=== RECORDS FOR THE TASK ===

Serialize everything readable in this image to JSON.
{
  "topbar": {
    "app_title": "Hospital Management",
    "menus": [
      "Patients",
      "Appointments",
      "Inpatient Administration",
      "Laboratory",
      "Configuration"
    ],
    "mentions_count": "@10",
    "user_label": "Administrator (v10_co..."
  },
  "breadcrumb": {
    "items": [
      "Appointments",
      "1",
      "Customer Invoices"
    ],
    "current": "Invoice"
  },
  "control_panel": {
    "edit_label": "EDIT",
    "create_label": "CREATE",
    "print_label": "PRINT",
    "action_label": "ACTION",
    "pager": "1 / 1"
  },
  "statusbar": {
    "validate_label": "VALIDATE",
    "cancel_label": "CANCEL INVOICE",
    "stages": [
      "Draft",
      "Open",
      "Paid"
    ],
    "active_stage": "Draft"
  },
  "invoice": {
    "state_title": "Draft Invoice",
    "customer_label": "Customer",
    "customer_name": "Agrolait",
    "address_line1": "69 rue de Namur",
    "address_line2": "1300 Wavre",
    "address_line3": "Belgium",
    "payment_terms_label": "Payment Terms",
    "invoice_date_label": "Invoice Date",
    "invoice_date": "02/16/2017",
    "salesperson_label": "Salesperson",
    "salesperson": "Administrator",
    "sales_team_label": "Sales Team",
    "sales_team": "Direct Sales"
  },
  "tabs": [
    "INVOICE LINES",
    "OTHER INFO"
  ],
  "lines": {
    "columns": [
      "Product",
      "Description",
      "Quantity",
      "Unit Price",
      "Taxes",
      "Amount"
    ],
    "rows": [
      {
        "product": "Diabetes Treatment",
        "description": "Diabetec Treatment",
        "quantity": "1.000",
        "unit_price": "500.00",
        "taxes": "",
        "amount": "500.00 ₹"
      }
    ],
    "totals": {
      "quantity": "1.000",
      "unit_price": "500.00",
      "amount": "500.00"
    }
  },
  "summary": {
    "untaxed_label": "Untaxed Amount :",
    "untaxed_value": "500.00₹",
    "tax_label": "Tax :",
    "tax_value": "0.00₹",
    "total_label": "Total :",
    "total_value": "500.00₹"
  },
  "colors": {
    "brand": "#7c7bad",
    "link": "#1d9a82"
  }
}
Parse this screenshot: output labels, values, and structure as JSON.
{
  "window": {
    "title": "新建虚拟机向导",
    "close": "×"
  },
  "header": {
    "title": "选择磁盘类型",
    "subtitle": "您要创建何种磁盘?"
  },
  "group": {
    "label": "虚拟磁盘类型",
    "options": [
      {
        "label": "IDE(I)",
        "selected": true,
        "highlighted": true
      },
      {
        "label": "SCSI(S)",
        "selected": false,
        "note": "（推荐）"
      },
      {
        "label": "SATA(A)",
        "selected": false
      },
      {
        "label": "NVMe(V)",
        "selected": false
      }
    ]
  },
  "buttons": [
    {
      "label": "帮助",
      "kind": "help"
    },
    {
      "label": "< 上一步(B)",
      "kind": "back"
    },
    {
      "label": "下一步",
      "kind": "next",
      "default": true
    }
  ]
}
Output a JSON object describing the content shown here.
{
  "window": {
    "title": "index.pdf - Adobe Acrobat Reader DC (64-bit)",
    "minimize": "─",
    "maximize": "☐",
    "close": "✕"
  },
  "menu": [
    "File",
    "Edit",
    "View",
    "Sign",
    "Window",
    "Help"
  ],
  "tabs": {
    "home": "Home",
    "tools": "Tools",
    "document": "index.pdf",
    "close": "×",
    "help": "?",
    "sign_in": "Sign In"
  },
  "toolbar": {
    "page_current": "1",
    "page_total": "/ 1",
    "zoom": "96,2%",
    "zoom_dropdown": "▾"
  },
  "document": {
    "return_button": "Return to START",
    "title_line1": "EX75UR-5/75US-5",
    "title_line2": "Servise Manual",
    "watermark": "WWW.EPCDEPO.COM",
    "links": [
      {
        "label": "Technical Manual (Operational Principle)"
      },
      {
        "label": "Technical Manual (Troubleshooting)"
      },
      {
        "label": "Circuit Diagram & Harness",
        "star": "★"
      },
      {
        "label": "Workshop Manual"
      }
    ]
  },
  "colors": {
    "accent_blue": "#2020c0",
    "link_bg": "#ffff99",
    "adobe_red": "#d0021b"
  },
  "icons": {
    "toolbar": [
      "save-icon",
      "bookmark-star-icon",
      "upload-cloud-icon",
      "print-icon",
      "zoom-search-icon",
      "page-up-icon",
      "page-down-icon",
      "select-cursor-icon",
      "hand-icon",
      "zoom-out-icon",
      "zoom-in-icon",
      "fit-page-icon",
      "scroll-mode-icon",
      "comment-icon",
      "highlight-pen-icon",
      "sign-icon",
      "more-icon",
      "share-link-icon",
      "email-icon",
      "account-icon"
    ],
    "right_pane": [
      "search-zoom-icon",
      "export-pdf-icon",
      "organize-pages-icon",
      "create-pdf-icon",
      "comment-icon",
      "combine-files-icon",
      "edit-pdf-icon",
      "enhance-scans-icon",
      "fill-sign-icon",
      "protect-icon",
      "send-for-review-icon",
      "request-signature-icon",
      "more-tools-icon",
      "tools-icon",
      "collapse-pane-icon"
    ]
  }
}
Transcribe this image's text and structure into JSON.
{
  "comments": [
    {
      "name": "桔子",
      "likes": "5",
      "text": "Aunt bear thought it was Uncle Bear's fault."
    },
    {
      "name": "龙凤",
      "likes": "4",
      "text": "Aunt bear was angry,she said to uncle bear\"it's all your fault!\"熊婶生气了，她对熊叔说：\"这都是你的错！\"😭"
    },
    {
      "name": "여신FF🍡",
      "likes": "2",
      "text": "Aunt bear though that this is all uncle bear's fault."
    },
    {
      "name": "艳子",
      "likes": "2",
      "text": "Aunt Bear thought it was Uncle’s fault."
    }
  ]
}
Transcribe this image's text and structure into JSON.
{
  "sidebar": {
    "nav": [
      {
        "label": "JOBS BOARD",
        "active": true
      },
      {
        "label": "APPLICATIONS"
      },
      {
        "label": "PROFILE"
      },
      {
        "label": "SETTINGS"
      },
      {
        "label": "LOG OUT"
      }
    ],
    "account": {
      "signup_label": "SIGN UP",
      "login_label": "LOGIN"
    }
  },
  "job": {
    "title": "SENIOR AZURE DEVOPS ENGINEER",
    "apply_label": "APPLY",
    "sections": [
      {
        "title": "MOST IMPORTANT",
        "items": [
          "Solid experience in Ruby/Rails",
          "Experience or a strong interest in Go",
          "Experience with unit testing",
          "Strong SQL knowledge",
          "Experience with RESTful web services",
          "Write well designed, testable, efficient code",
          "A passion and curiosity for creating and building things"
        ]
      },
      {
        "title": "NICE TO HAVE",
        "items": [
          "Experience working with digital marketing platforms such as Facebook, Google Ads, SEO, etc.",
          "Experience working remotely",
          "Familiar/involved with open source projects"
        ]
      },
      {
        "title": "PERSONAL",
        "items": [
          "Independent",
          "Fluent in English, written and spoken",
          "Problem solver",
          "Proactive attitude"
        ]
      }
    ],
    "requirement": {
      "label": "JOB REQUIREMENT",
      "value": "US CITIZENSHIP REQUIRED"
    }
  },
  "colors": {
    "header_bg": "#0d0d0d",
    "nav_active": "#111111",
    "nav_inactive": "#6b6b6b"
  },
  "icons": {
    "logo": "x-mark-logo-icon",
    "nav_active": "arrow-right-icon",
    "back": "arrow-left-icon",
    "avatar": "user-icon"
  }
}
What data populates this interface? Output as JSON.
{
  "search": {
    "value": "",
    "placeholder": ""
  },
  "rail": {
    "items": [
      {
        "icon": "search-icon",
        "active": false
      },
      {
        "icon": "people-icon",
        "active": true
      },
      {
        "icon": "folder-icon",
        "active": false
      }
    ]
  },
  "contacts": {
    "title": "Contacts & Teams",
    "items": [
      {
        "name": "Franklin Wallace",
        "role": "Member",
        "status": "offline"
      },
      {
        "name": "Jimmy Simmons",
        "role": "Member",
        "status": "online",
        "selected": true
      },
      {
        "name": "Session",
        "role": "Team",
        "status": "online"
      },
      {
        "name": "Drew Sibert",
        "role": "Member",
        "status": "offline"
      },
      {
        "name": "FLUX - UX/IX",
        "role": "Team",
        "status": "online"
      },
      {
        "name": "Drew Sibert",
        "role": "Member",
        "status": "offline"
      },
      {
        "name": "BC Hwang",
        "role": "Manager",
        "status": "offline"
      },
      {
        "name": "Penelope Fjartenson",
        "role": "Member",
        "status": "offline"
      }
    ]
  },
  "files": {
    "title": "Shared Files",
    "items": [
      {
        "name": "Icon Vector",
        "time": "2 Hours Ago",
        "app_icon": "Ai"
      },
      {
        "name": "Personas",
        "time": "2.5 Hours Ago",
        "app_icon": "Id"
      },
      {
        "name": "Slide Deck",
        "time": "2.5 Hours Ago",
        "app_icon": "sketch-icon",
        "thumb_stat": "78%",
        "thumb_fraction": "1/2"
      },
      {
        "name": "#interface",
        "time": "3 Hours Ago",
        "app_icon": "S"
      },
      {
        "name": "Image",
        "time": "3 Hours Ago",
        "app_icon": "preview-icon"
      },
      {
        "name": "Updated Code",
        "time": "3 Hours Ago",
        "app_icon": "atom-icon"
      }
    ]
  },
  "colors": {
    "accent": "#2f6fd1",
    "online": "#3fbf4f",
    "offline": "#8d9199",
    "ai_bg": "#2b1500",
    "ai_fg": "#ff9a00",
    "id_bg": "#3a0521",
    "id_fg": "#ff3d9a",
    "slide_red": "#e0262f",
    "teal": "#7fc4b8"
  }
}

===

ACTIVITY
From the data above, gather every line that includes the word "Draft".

WRITTEN RESPONSE
      "Draft",
    "active_stage": "Draft"
    "state_title": "Draft Invoice",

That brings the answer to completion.